The author has provided a fanciful story about the remnants of the ruling body of Nacia, an ancient empire clinging to part of its former territory. The capable ruler had been blinded by unknown perpetrators, forced to abdicate, and was replaced by his younger brother Lucan. Lucan had been married, in a desperate attempt to gain a political advantage, to Mila, sister of the ruler a powerful northern clan of sea-farers. She was attractive and strong-willed but they had managed to have a boy who would be next in line as Nacian’s ruler. Unfortunately, Lucan did not want to be king, preferred scholarly endeavors, was introspective, felt inadequate, was rude, despised physical activity and abhorred the unpleasant odors associated with most elements of living in those particular times. He hated his wife and could barely touch his son. He depended quite heavily upon a hunchback cripple who was both the castle torturer as well as resident medic and an old Captain of the Guard from days of the nation’s former glory as he manages to alienate just about everyone. Gradually, the captain insists upon teaching him the fundamentals of fighting and warfare and he discovers that some others close to him are loyal so he gradually begins to acquire, or bring forward some formerly unrecognized bits of sensible thought and planning, as he is beset with deceit, treachery and betrayal as the lords of his realm initiate war against him and each other and a huge fleet of foreign warships begin an attack from the north.

Discussion: The basic story is a variation of numerous tales arising from early world history that provides such a fertile source. Readers will find it interestingly presented but with characters with whom it may be difficult to equate, beginning with an incompetent, inconsiderate, self-centered protagonist. The pace of the action is good and he reader will find an extension of proceedings subsequent to the end of the story is a most interesting and thoughtful addition of pertinent material seldom provided by authors. The only ‘downside’ to the presentation are the occasional amusing malapropisms (e. g. the king gored, instead of gorged, himself on rich meats …) that no doubt are part of the number of proofing errors encountered.

Conclusion: Another interestingly told tale of the early somewhat mist enshrouded era when early people were struggling to build empires.

4* Interestingly told tale of early mist enshrouded empire building days.

 

 

Fallen to Tyranny

Fallen to TYRANY, From Mauthausen to Gulag ISBN: 9781477213707 (soft cover) Authorhouse publisher, a collection of personal memories by Thomas Z. Lajos.
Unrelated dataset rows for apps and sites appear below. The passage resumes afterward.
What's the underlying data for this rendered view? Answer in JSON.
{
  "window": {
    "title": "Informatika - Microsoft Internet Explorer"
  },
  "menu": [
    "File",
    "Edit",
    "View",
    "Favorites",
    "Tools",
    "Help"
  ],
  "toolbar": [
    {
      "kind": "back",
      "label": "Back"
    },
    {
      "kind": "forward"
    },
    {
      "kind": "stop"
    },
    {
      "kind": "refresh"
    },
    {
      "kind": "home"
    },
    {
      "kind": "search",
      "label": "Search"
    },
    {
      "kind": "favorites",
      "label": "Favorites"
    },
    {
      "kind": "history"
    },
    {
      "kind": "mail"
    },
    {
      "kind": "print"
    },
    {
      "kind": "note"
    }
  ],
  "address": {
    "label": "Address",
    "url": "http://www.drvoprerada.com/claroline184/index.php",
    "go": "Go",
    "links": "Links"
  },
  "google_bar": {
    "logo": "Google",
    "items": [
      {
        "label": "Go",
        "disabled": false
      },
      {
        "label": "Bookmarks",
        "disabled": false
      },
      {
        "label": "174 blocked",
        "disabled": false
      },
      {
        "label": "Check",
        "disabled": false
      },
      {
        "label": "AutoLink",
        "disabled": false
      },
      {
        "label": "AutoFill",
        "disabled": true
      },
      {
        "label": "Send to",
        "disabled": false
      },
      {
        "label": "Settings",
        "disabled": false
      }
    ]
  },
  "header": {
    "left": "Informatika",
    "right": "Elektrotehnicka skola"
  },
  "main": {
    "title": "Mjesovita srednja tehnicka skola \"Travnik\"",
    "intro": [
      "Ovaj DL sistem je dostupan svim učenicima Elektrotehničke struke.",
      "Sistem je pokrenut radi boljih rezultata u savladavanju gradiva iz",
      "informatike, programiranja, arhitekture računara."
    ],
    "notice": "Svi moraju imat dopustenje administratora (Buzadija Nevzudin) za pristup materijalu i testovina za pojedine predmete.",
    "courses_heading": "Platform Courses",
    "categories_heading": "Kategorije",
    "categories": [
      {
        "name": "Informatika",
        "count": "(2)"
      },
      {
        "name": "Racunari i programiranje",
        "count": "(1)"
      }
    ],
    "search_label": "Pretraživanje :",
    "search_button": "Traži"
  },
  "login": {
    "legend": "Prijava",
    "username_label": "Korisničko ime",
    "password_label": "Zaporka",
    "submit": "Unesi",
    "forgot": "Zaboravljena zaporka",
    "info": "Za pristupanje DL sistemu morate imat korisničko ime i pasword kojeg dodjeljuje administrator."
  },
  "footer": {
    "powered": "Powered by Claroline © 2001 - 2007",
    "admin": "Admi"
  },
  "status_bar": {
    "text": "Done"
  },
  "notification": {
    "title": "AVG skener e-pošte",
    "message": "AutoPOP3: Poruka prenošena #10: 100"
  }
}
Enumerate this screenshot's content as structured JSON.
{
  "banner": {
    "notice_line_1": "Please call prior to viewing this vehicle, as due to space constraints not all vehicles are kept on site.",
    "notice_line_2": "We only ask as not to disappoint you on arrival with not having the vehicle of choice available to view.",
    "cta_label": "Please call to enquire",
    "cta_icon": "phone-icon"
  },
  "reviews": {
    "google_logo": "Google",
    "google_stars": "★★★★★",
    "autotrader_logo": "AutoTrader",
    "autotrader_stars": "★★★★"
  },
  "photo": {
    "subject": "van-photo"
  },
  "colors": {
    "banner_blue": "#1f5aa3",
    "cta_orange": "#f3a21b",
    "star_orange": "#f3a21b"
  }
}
Recently I received a gift of this small book written by a physician who was born and originally trained in Budapest. He escaped the Soviet troops in 1956 to Austria, Canada and finally the United States where he became a well-known and highly respected cardiovascular surgeon and Professor at New York State University there. The story is about his uncle, Dr. Ivan Lajos a true Hungarian patriot who was under constant attack first by the Nazis and then by Stalin’s regime. His offense? Being an outspoken visionary politician and patriot of untouchable integrity dedicated to his family and to his country and to its survival as such. As with many of those individuals who disagreed with the principles espoused by either of these regimes, many of the specifics of his interment and interrogations never have never come to light. Instead there are rumors, bits and pieces of his activity and other often only tangentially associated. However the author has done a remarkable job of piecing together what has been gleaned over the ensuing years and assembled into this book. Included are notes on the beginnings of trouble in Europe followed by the Nazi occupation and finally “Russian Liberation” in 1945. Particularly interesting is the fact that Ivan survived imprisonment in the infamous Nazi Mauthausen, only to be sentenced to fifteen years at hard labor in one of Stalin’s equally infamous Gulag’s, a.k.a. death camps. A chronological list of Ivan’s “Political Saga During and after the Events of WW II” also are included along with his bibliography and publications. Numerous illustrations are included with one particular map startlingly depicting the number and distribution of Stalin’s Gulags. Perhaps not so surprising since Stalin is accredited with killing more prisoners than even the Nazi’s.

Conclusion: An interesting quick read of how the patriots of another small European country fared during WW II and the subsequent shuffling between the major powers that often led to further tragedy.

5* A true martyr whose story should not be lost.